Via Luke Petherbridge
The Scottish travel industry breathed a sigh of relief when the Scottish Tourism Recovery Taskforce (a Scottish government-led taskforce reacting to the effects of Covid-19) announced a proposal that included measures to “facilitate international travel” and “appropriate compensation packages where evidence-based restrictions are required,” It appeared, after nine long months, that the cries of our industry had finally been heard.
Yet over a month ago (October 23) this proposal was released and we have yet to hear of any action to restore international connectivity, nor any support for the many Scottish travel agents, tour operators or business travel providers who have seen their business decimated.
The first to be infected by the coronavirus was our industry. The pandemic devastated international travel and left an avalanche of cancellations facing travel agents and tour operators that wiped out much of their projected revenue for 2020. The situation is even worse for travel agents who collect fees based on the departures of their clients, as they must not only refund this year’s projected income, but also bookings from the year before. The new ABTA member survey reveals that more than nine out of ten trips were cancelled this summer, and revenues are predicted to be 93 percent lower in the last three months of this year than in the same timeframe in 2019.
Yet, unlike similarly impacted sectors like hospitality, we have seen no targeted assistance from either Holyrood or Westminster. This is especially disappointing considering the tremendous contribution of nearly £ 2 billion per year of foreign travel to the Scottish economy, even if the broader benefits it brings to closely related sectors of the economy, such as airport staff and caterers supplying airlines, are taken into account.
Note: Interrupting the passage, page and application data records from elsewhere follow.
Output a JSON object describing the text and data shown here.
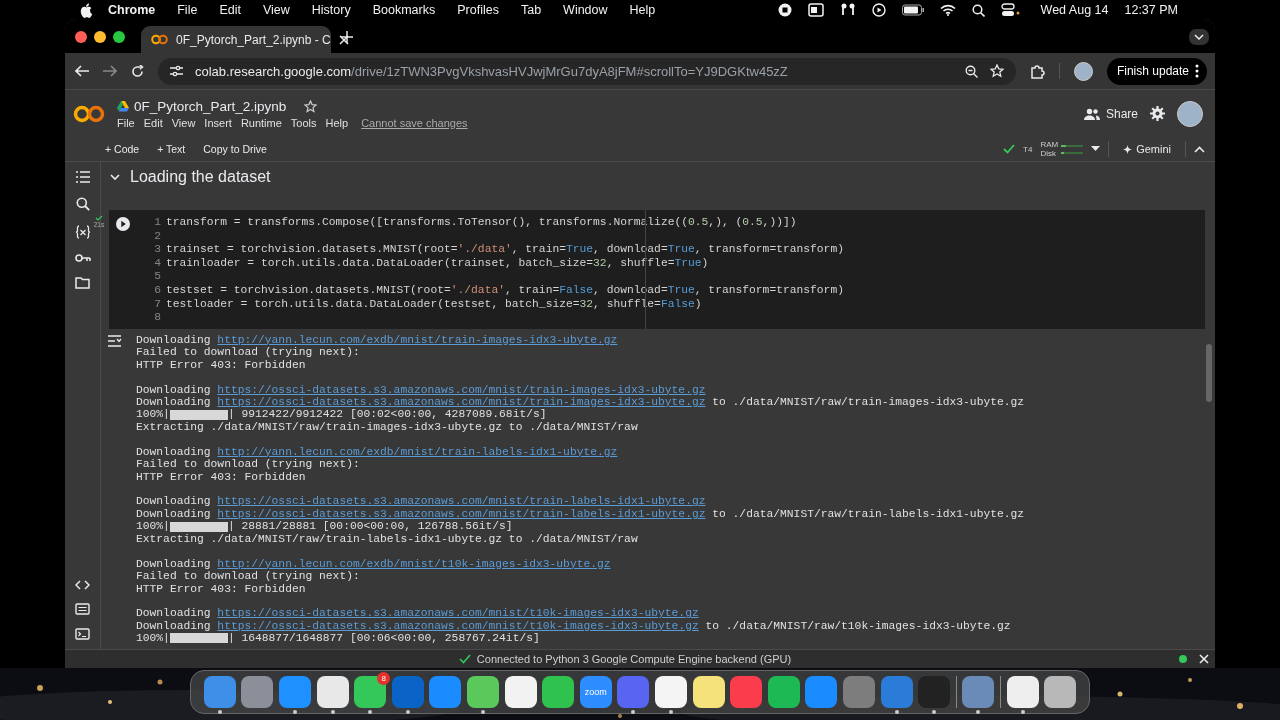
{
  "menu_bar": {
    "app": "Chrome",
    "menus": [
      "File",
      "Edit",
      "View",
      "History",
      "Bookmarks",
      "Profiles",
      "Tab",
      "Window",
      "Help"
    ],
    "date": "Wed Aug 14",
    "time": "12:37 PM"
  },
  "browser": {
    "tabs": [
      {
        "title": "0F_Pytorch_Part_2.ipynb - C",
        "selected": true
      }
    ],
    "host": "colab.research.google.com",
    "path": "/drive/1zTWN3PvgVkshvasHVJwjMrGu7dyA8jFM#scrollTo=YJ9DGKtw45zZ",
    "update_button": "Finish update"
  },
  "notebook": {
    "title": "0F_Pytorch_Part_2.ipynb",
    "menus": [
      "File",
      "Edit",
      "View",
      "Insert",
      "Runtime",
      "Tools",
      "Help"
    ],
    "save_notice": "Cannot save changes",
    "share": "Share"
  },
  "toolbar": {
    "actions": [
      "+ Code",
      "+ Text",
      "Copy to Drive"
    ],
    "connected": true,
    "gpu": "T4",
    "ram": "RAM",
    "disk": "Disk",
    "gemini": "Gemini"
  },
  "section": {
    "title": "Loading the dataset",
    "expanded": true
  },
  "cell": {
    "duration": "21s",
    "lines": [
      {
        "number": "1",
        "tokens": [
          {
            "kind": "plain",
            "text": "transform = transforms.Compose([transforms.ToTensor(), transforms.Normalize(("
          },
          {
            "kind": "number",
            "text": "0.5"
          },
          {
            "kind": "plain",
            "text": ",), ("
          },
          {
            "kind": "number",
            "text": "0.5"
          },
          {
            "kind": "plain",
            "text": ",))])"
          }
        ]
      },
      {
        "number": "2"
      },
      {
        "number": "3",
        "tokens": [
          {
            "kind": "plain",
            "text": "trainset = torchvision.datasets.MNIST(root="
          },
          {
            "kind": "string",
            "text": "'./data'"
          },
          {
            "kind": "plain",
            "text": ", train="
          },
          {
            "kind": "keyword",
            "text": "True"
          },
          {
            "kind": "plain",
            "text": ", download="
          },
          {
            "kind": "keyword",
            "text": "True"
          },
          {
            "kind": "plain",
            "text": ", transform=transform)"
          }
        ]
      },
      {
        "number": "4",
        "tokens": [
          {
            "kind": "plain",
            "text": "trainloader = torch.utils.data.DataLoader(trainset, batch_size="
          },
          {
            "kind": "number",
            "text": "32"
          },
          {
            "kind": "plain",
            "text": ", shuffle="
          },
          {
            "kind": "keyword",
            "text": "True"
          },
          {
            "kind": "plain",
            "text": ")"
          }
        ]
      },
      {
        "number": "5"
      },
      {
        "number": "6",
        "tokens": [
          {
            "kind": "plain",
            "text": "testset = torchvision.datasets.MNIST(root="
          },
          {
            "kind": "string",
            "text": "'./data'"
          },
          {
            "kind": "plain",
            "text": ", train="
          },
          {
            "kind": "keyword",
            "text": "False"
          },
          {
            "kind": "plain",
            "text": ", download="
          },
          {
            "kind": "keyword",
            "text": "True"
          },
          {
            "kind": "plain",
            "text": ", transform=transform)"
          }
        ]
      },
      {
        "number": "7",
        "tokens": [
          {
            "kind": "plain",
            "text": "testloader = torch.utils.data.DataLoader(testset, batch_size="
          },
          {
            "kind": "number",
            "text": "32"
          },
          {
            "kind": "plain",
            "text": ", shuffle="
          },
          {
            "kind": "keyword",
            "text": "False"
          },
          {
            "kind": "plain",
            "text": ")"
          }
        ]
      },
      {
        "number": "8"
      }
    ]
  },
  "output": {
    "lines": [
      {
        "kind": "link",
        "text": "Downloading ",
        "link": "http://yann.lecun.com/exdb/mnist/train-images-idx3-ubyte.gz"
      },
      {
        "kind": "text",
        "text": "Failed to download (trying next):"
      },
      {
        "kind": "text",
        "text": "HTTP Error 403: Forbidden"
      },
      {
        "kind": "blank"
      },
      {
        "kind": "link",
        "text": "Downloading ",
        "link": "https://ossci-datasets.s3.amazonaws.com/mnist/train-images-idx3-ubyte.gz"
      },
      {
        "kind": "link",
        "text": "Downloading ",
        "link": "https://ossci-datasets.s3.amazonaws.com/mnist/train-images-idx3-ubyte.gz",
        "suffix": " to ./data/MNIST/raw/train-images-idx3-ubyte.gz"
      },
      {
        "kind": "progress",
        "text": "100%|",
        "level": 1,
        "suffix": "| 9912422/9912422 [00:02<00:00, 4287089.68it/s]"
      },
      {
        "kind": "text",
        "text": "Extracting ./data/MNIST/raw/train-images-idx3-ubyte.gz to ./data/MNIST/raw"
      },
      {
        "kind": "blank"
      },
      {
        "kind": "link",
        "text": "Downloading ",
        "link": "http://yann.lecun.com/exdb/mnist/train-labels-idx1-ubyte.gz"
      },
      {
        "kind": "text",
        "text": "Failed to download (trying next):"
      },
      {
        "kind": "text",
        "text": "HTTP Error 403: Forbidden"
      },
      {
        "kind": "blank"
      },
      {
        "kind": "link",
        "text": "Downloading ",
        "link": "https://ossci-datasets.s3.amazonaws.com/mnist/train-labels-idx1-ubyte.gz"
      },
      {
        "kind": "link",
        "text": "Downloading ",
        "link": "https://ossci-datasets.s3.amazonaws.com/mnist/train-labels-idx1-ubyte.gz",
        "suffix": " to ./data/MNIST/raw/train-labels-idx1-ubyte.gz"
      },
      {
        "kind": "progress",
        "text": "100%|",
        "level": 1,
        "suffix": "| 28881/28881 [00:00<00:00, 126788.56it/s]"
      },
      {
        "kind": "text",
        "text": "Extracting ./data/MNIST/raw/train-labels-idx1-ubyte.gz to ./data/MNIST/raw"
      },
      {
        "kind": "blank"
      },
      {
        "kind": "link",
        "text": "Downloading ",
        "link": "http://yann.lecun.com/exdb/mnist/t10k-images-idx3-ubyte.gz"
      },
      {
        "kind": "text",
        "text": "Failed to download (trying next):"
      },
      {
        "kind": "text",
        "text": "HTTP Error 403: Forbidden"
      },
      {
        "kind": "blank"
      },
      {
        "kind": "link",
        "text": "Downloading ",
        "link": "https://ossci-datasets.s3.amazonaws.com/mnist/t10k-images-idx3-ubyte.gz"
      },
      {
        "kind": "link",
        "text": "Downloading ",
        "link": "https://ossci-datasets.s3.amazonaws.com/mnist/t10k-images-idx3-ubyte.gz",
        "suffix": " to ./data/MNIST/raw/t10k-images-idx3-ubyte.gz"
      },
      {
        "kind": "progress",
        "text": "100%|",
        "level": 1,
        "suffix": "| 1648877/1648877 [00:06<00:00, 258767.24it/s]"
      }
    ]
  },
  "status_bar": {
    "message": "Connected to Python 3 Google Compute Engine backend (GPU)"
  },
  "dock": {
    "items": [
      {
        "kind": "app",
        "color": "#3d8fe8",
        "running": true
      },
      {
        "kind": "app",
        "color": "#8a8f99",
        "running": false
      },
      {
        "kind": "app",
        "color": "#1e90ff",
        "running": true
      },
      {
        "kind": "app",
        "color": "#e8e8e8",
        "running": true
      },
      {
        "kind": "app",
        "color": "#34c759",
        "running": true,
        "badge": "8"
      },
      {
        "kind": "app",
        "color": "#0a64c8",
        "running": true
      },
      {
        "kind": "app",
        "color": "#1a8cff",
        "running": false
      },
      {
        "kind": "app",
        "color": "#5ac85a",
        "running": true
      },
      {
        "kind": "app",
        "color": "#f2f2f2",
        "running": false
      },
      {
        "kind": "app",
        "color": "#2fc24f",
        "running": false
      },
      {
        "kind": "app",
        "color": "#2d8cff",
        "running": false,
        "label": "zoom"
      },
      {
        "kind": "app",
        "color": "#5865f2",
        "running": true
      },
      {
        "kind": "app",
        "color": "#f4f4f4",
        "running": true
      },
      {
        "kind": "app",
        "color": "#f6e27a",
        "running": false
      },
      {
        "kind": "app",
        "color": "#fa3c4c",
        "running": false
      },
      {
        "kind": "app",
        "color": "#1db954",
        "running": false
      },
      {
        "kind": "app",
        "color": "#1a8cff",
        "running": false
      },
      {
        "kind": "app",
        "color": "#7d7d7d",
        "running": false
      },
      {
        "kind": "app",
        "color": "#2b7bd8",
        "running": true
      },
      {
        "kind": "app",
        "color": "#222222",
        "running": true
      },
      {
        "kind": "separator"
      },
      {
        "kind": "app",
        "color": "#6a8bb8",
        "running": true
      },
      {
        "kind": "separator"
      },
      {
        "kind": "app",
        "color": "#eeeeee",
        "running": true
      },
      {
        "kind": "app",
        "color": "#b8b8b8",
        "running": false
      }
    ]
  }
}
Across Scotland, the industry employs nearly 30,000 people.
It is urgent that First Minister Nicola Sturgeon and Cabinet Secretary for Finance Kate Forbes explain that the subsidies given to companies forced to close their doors to trade in Level 4 areas will be extended to travel agents. It is also important to make targeted financial support available to tour operators and the broader travel industry, such as in the form of regeneration grants. In order to provide non-essential travel, the Scottish Government also needs to step away from the recommendation that has been in effect for several months, which has worsened the crisis facing companies in the sector.
Public health security is paramount, which is why, since the beginning of the pandemic, ABTA has called for the development of a test plan as a defensive measure against a vaccine. An significant move forward is the announcement in England of a “test to release” scheme, and we encourage ministers to implement a similar scheme in Scotland.
ABTA market research reveals that when returning to Scotland, 81 percent of Scottish citizens are either moderately or highly worried about having to quarantine. Reducing the time needed for self-isolation would help inspire individuals to travel again.
This will balance public health with the recovery of a sector that is vital to the economy of Scotland.
There is a demand for travel again among the Scots and it is possible to allow travel to be resumed in a safe way, to effectively minimize the safety of travelers and the risk of bringing the virus on return – but to get the test completed, we need the Scottish Government to work with industry. The Scottish economy’s recovery will be intertwined with that of the travel industry. That’s because the health of the travel industry is largely dependent on international connectivity and trade. Passenger aircraft, for instance, help transport Scottish products around the world.
Unless the travel industry is helped by the recession, the overall economic growth will slow down. The present situation is clearly unsustainable, and the “adequate compensation packages” promised are now overdue.
Luke Petherbridge is the public relations chief at ABTA.